• Items from an interface collection:

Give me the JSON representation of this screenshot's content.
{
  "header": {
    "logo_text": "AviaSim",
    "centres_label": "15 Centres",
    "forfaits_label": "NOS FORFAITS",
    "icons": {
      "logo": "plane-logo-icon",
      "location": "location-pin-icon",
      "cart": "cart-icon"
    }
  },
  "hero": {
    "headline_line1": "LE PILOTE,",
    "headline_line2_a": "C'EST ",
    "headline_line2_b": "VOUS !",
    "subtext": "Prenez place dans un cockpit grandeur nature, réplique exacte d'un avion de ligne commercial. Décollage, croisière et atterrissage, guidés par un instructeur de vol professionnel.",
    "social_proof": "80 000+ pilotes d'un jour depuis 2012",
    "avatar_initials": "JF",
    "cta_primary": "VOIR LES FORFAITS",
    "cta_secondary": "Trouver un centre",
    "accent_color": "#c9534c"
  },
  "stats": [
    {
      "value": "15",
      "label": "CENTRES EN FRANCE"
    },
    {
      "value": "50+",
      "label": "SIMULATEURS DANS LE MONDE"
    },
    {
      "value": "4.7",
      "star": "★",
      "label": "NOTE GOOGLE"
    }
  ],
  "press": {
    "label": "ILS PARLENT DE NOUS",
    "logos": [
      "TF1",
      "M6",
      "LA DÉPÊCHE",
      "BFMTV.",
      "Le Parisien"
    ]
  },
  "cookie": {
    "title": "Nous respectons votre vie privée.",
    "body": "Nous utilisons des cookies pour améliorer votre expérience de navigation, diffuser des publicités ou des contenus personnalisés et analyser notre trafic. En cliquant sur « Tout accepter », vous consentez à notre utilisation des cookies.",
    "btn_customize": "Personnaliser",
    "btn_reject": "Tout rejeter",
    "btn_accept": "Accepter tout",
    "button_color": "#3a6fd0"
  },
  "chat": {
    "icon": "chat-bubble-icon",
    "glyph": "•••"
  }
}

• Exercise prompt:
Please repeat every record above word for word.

• Expected answer:
Give me the JSON representation of this screenshot's content.
{
  "header": {
    "logo_text": "AviaSim",
    "centres_label": "15 Centres",
    "forfaits_label": "NOS FORFAITS",
    "icons": {
      "logo": "plane-logo-icon",
      "location": "location-pin-icon",
      "cart": "cart-icon"
    }
  },
  "hero": {
    "headline_line1": "LE PILOTE,",
    "headline_line2_a": "C'EST ",
    "headline_line2_b": "VOUS !",
    "subtext": "Prenez place dans un cockpit grandeur nature, réplique exacte d'un avion de ligne commercial. Décollage, croisière et atterrissage, guidés par un instructeur de vol professionnel.",
    "social_proof": "80 000+ pilotes d'un jour depuis 2012",
    "avatar_initials": "JF",
    "cta_primary": "VOIR LES FORFAITS",
    "cta_secondary": "Trouver un centre",
    "accent_color": "#c9534c"
  },
  "stats": [
    {
      "value": "15",
      "label": "CENTRES EN FRANCE"
    },
    {
      "value": "50+",
      "label": "SIMULATEURS DANS LE MONDE"
    },
    {
      "value": "4.7",
      "star": "★",
      "label": "NOTE GOOGLE"
    }
  ],
  "press": {
    "label": "ILS PARLENT DE NOUS",
    "logos": [
      "TF1",
      "M6",
      "LA DÉPÊCHE",
      "BFMTV.",
      "Le Parisien"
    ]
  },
  "cookie": {
    "title": "Nous respectons votre vie privée.",
    "body": "Nous utilisons des cookies pour améliorer votre expérience de navigation, diffuser des publicités ou des contenus personnalisés et analyser notre trafic. En cliquant sur « Tout accepter », vous consentez à notre utilisation des cookies.",
    "btn_customize": "Personnaliser",
    "btn_reject": "Tout rejeter",
    "btn_accept": "Accepter tout",
    "button_color": "#3a6fd0"
  },
  "chat": {
    "icon": "chat-bubble-icon",
    "glyph": "•••"
  }
}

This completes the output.